I doubt trying to eliminate or reduce bass and walleye will make a dent in salmon recovery, but it is certainly going to make a big bruise in state agency and angler relations, as well as angler-to-angler relations. Is it really necessary, in the quest for a fix, to pit one group of anglers against another, to imply that one has a higher priority than another? This borders on the worst kind of “elitist” fishery management, and one that certainly has no place in the American model of natural resource conservation.
Perhaps Dr. Lackey’s most important point and the one relative to my topic is that it is not the biological and ecosystem changes themselves that lead to adverse effects on the abundance of wild salmon but, in fact, the policies that drive economic activity that result in the overall effect.
We can discuss the biology of decline and the agents of decline ad nauseam and probably be very comfortable doing that. The issue is how do we, as fisheries managers and sportfish industry leaders, deal with economic policies that fuel the declines? How do we address the fact that it is time to recognize the fundamental conflict between economic growth and salmon recovery? Bonneville Dam will remain the elephant in the room, among many other elephants that are way too big to eliminate. And salmon are the obvious losers, even if heroic management efforts are undertaken. If we had the magic bullet, we would have found it by now. But economic growth in the Pacific Northwest almost guarantees that the forces at play which determine policies to support that growth will be forces working against salmon recovery.
Additionally, changes in ocean and climatic conditions, regardless of whether or not these changes are partially driven by human activities, are going to have a big influence on salmon abundance, even if how this may occur is poorly understood. To reference Jim Martin’s call to action again, 25 or 30 years from now, Portland, Ore., will likely have the climate of Sacramento, Calif. Are we preparing for that – or even thinking about it?
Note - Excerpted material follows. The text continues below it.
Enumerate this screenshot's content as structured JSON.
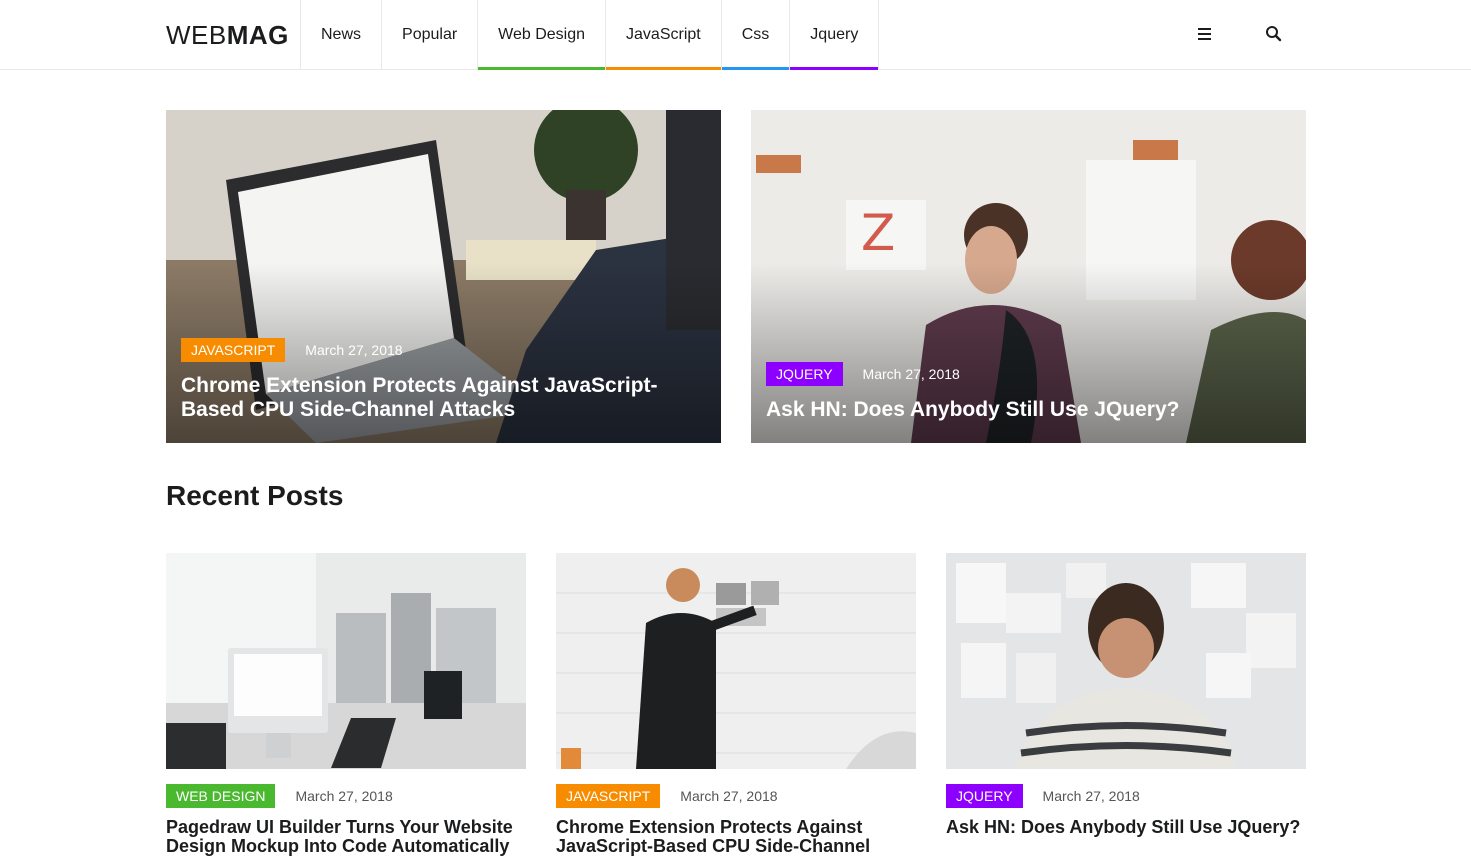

Back to the truth according to Bruce Shupp, and now, me, Noreen Clough. I quote Bruce again:
“The decision whether bass should be deregulated involves much more than balancing concerns of interest groups. Removing regulations may provide ideological gratification to salmonid restoration enthusiasts but without achieving the target biological benefits. That false gratification does not justify the risks.”
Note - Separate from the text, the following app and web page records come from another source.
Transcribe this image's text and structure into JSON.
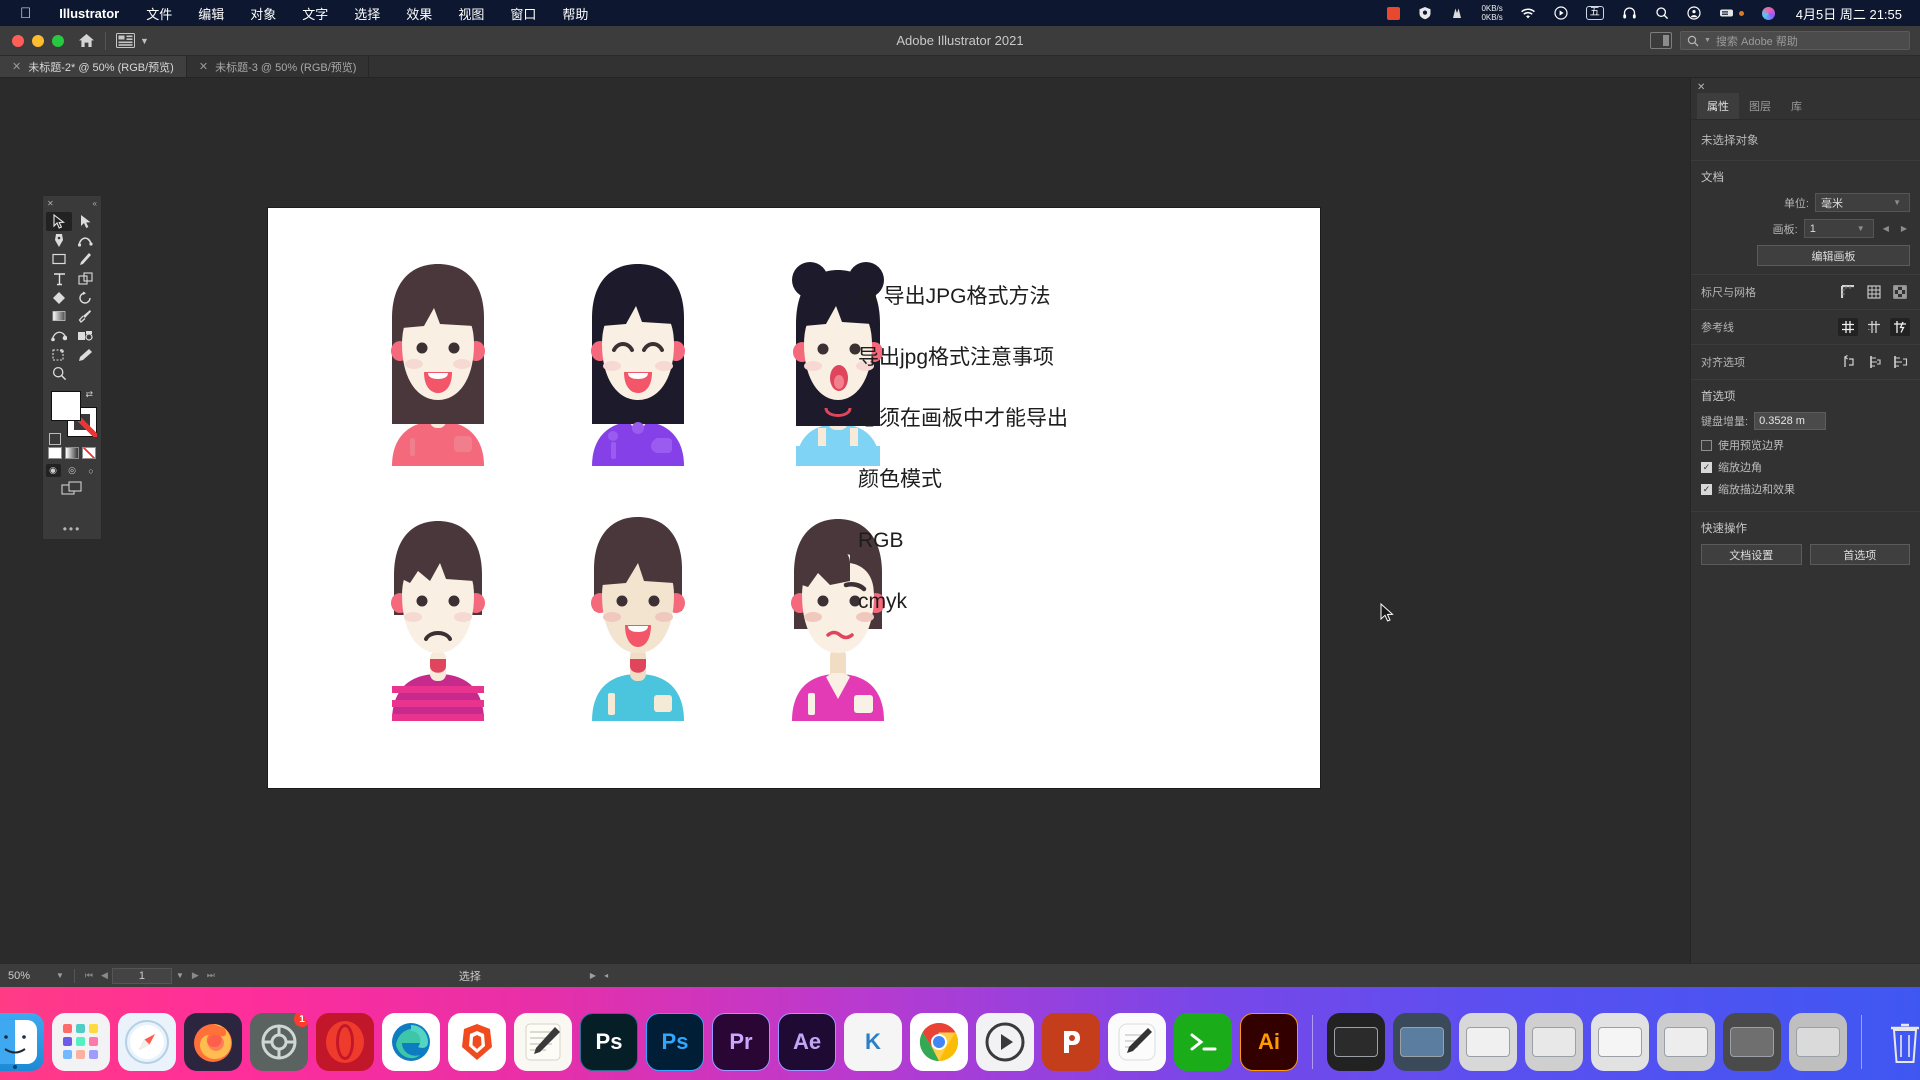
{
  "menubar": {
    "apple_icon": "apple-icon",
    "app_name": "Illustrator",
    "items": [
      "文件",
      "编辑",
      "对象",
      "文字",
      "选择",
      "效果",
      "视图",
      "窗口",
      "帮助"
    ],
    "status_icons": [
      "red-square-icon",
      "shield-icon",
      "mountain-icon"
    ],
    "network_up": "0KB/s",
    "network_down": "0KB/s",
    "right_icons": [
      "wifi-icon",
      "play-circle-icon",
      "ime-chinese-icon",
      "headphones-icon",
      "search-icon",
      "control-center-icon",
      "battery-icon",
      "siri-icon"
    ],
    "ime_label": "五",
    "clock": "4月5日 周二  21:55"
  },
  "titlebar": {
    "title": "Adobe Illustrator 2021",
    "home_icon": "home-icon",
    "arrange_icon": "arrange-documents-icon",
    "chevron_icon": "chevron-down-icon",
    "panel_toggle_icon": "panel-toggle-icon",
    "search_icon": "search-icon",
    "search_placeholder": "搜索 Adobe 帮助"
  },
  "tabs": [
    {
      "label": "未标题-2* @ 50% (RGB/预览)",
      "active": true,
      "close_icon": "close-icon"
    },
    {
      "label": "未标题-3 @ 50% (RGB/预览)",
      "active": false,
      "close_icon": "close-icon"
    }
  ],
  "toolbar": {
    "close_icon": "close-icon",
    "collapse_icon": "collapse-panel-icon",
    "tools": [
      "selection-tool",
      "direct-selection-tool",
      "pen-tool",
      "curvature-tool",
      "rectangle-tool",
      "paintbrush-tool",
      "type-tool",
      "shape-builder-tool",
      "eraser-tool",
      "rotate-tool",
      "gradient-tool",
      "eyedropper-tool",
      "blend-tool",
      "perspective-grid-tool",
      "artboard-tool",
      "pencil-tool",
      "zoom-tool"
    ],
    "fill_color": "#ffffff",
    "stroke_color": "#ffffff",
    "swap_icon": "swap-fill-stroke-icon",
    "default_icon": "default-fill-stroke-icon",
    "modes": [
      "color-mode",
      "gradient-mode",
      "none-mode"
    ],
    "draw_modes": [
      "draw-normal",
      "draw-behind",
      "draw-inside"
    ],
    "screen_mode_icon": "screen-mode-icon",
    "more_icon": "more-tools-icon"
  },
  "canvas": {
    "text_lines": [
      "AI 导出JPG格式方法",
      "导出jpg格式注意事项",
      "必须在画板中才能导出",
      "颜色模式",
      "RGB",
      "cmyk"
    ],
    "avatars": [
      {
        "name": "girl-long-brown-hair-pink-shirt",
        "hair": "#4a373b",
        "skin": "#f9f0e3",
        "shirt": "#f4697b"
      },
      {
        "name": "girl-black-hair-purple-shirt",
        "hair": "#1d1b2b",
        "skin": "#f9f0e3",
        "shirt": "#8540e8"
      },
      {
        "name": "girl-buns-blue-overall",
        "hair": "#1d1b2b",
        "skin": "#f9f0e3",
        "shirt": "#7fd4f5"
      },
      {
        "name": "boy-sad-striped-shirt",
        "hair": "#4a373b",
        "skin": "#f9f0e3",
        "shirt": "#c62a8c"
      },
      {
        "name": "boy-happy-cyan-shirt",
        "hair": "#4a373b",
        "skin": "#f3e4d0",
        "shirt": "#4bc4dd"
      },
      {
        "name": "boy-worried-magenta-shirt",
        "hair": "#4a373b",
        "skin": "#f9f0e3",
        "shirt": "#e33bb6"
      }
    ]
  },
  "properties": {
    "close_icon": "close-icon",
    "tabs": [
      {
        "label": "属性",
        "active": true
      },
      {
        "label": "图层",
        "active": false
      },
      {
        "label": "库",
        "active": false
      }
    ],
    "no_selection": "未选择对象",
    "document": {
      "heading": "文档",
      "unit_label": "单位:",
      "unit_value": "毫米",
      "artboard_label": "画板:",
      "artboard_value": "1",
      "edit_artboard_button": "编辑画板",
      "prev_icon": "prev-artboard-icon",
      "next_icon": "next-artboard-icon",
      "chevron_icon": "chevron-down-icon"
    },
    "rulers": {
      "label": "标尺与网格",
      "icons": [
        "show-rulers-icon",
        "show-grid-icon",
        "show-transparency-grid-icon"
      ]
    },
    "guides": {
      "label": "参考线",
      "icons": [
        "show-guides-icon",
        "lock-guides-icon",
        "smart-guides-icon"
      ],
      "active_index": 2
    },
    "align": {
      "label": "对齐选项",
      "icons": [
        "align-pixel-grid-icon",
        "snap-to-point-icon",
        "snap-to-grid-icon"
      ]
    },
    "preferences": {
      "heading": "首选项",
      "keyboard_increment_label": "键盘增量:",
      "keyboard_increment_value": "0.3528 m",
      "checkboxes": [
        {
          "label": "使用预览边界",
          "checked": false
        },
        {
          "label": "缩放边角",
          "checked": true
        },
        {
          "label": "缩放描边和效果",
          "checked": true
        }
      ]
    },
    "quick_actions": {
      "heading": "快速操作",
      "buttons": [
        "文档设置",
        "首选项"
      ]
    }
  },
  "statusbar": {
    "zoom": "50%",
    "zoom_chevron_icon": "chevron-down-icon",
    "first_icon": "first-artboard-icon",
    "prev_icon": "prev-artboard-icon",
    "artboard_number": "1",
    "artboard_chevron_icon": "chevron-down-icon",
    "next_icon": "next-artboard-icon",
    "last_icon": "last-artboard-icon",
    "tool_status": "选择",
    "play_icon": "play-icon",
    "resize_icon": "resize-grip-icon"
  },
  "dock": {
    "items": [
      {
        "name": "finder",
        "label": "",
        "bg": "#2b9fe8",
        "glyph": "finder-icon"
      },
      {
        "name": "launchpad",
        "label": "",
        "bg": "#f2f2f4",
        "glyph": "launchpad-icon"
      },
      {
        "name": "safari",
        "label": "",
        "bg": "#eef4fa",
        "glyph": "safari-icon"
      },
      {
        "name": "firefox",
        "label": "",
        "bg": "#2a2a35",
        "glyph": "firefox-icon"
      },
      {
        "name": "settings",
        "label": "",
        "bg": "#4a4f4a",
        "glyph": "gear-icon",
        "badge": "1"
      },
      {
        "name": "opera",
        "label": "",
        "bg": "#ef3b2c",
        "glyph": "opera-icon"
      },
      {
        "name": "edge",
        "label": "",
        "bg": "#ffffff",
        "glyph": "edge-icon"
      },
      {
        "name": "brave",
        "label": "",
        "bg": "#ffffff",
        "glyph": "brave-icon"
      },
      {
        "name": "notes",
        "label": "",
        "bg": "#f7f5ef",
        "glyph": "notes-icon"
      },
      {
        "name": "photoshop-dark",
        "label": "Ps",
        "bg": "#061e26",
        "glyph": "ps-icon"
      },
      {
        "name": "photoshop",
        "label": "Ps",
        "bg": "#001e36",
        "glyph": "ps-icon"
      },
      {
        "name": "premiere",
        "label": "Pr",
        "bg": "#2a0634",
        "glyph": "pr-icon"
      },
      {
        "name": "after-effects",
        "label": "Ae",
        "bg": "#1f0a33",
        "glyph": "ae-icon"
      },
      {
        "name": "keyshot",
        "label": "K",
        "bg": "#f5f5f5",
        "glyph": "k-icon"
      },
      {
        "name": "chrome",
        "label": "",
        "bg": "#ffffff",
        "glyph": "chrome-icon"
      },
      {
        "name": "iina",
        "label": "",
        "bg": "#f0f0f2",
        "glyph": "iina-icon"
      },
      {
        "name": "powerpoint",
        "label": "P",
        "bg": "#c43e1c",
        "glyph": "ppt-icon"
      },
      {
        "name": "ulysses",
        "label": "",
        "bg": "#fbfbfb",
        "glyph": "ulysses-icon"
      },
      {
        "name": "wechat-dev",
        "label": "",
        "bg": "#1aad19",
        "glyph": "wechat-icon"
      },
      {
        "name": "illustrator",
        "label": "Ai",
        "bg": "#330000",
        "glyph": "ai-icon"
      }
    ],
    "minimized": [
      {
        "name": "window-preview-1"
      },
      {
        "name": "window-preview-2"
      },
      {
        "name": "window-preview-3"
      },
      {
        "name": "window-preview-4"
      },
      {
        "name": "window-preview-5"
      },
      {
        "name": "window-preview-6"
      },
      {
        "name": "window-preview-7"
      },
      {
        "name": "window-preview-8"
      }
    ],
    "trash": "trash-icon"
  }
}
Now that we have the Washington state “experiment” as our test case, I only hope that in the process of proving that removing regulations from black bass will have no effect on salmon populations, the Washington state fisheries managers will decide that bass and bass anglers have important recreational and economic niches in the 21st century’s altered ecosystems and should be managed as the robust recreational fishery it is.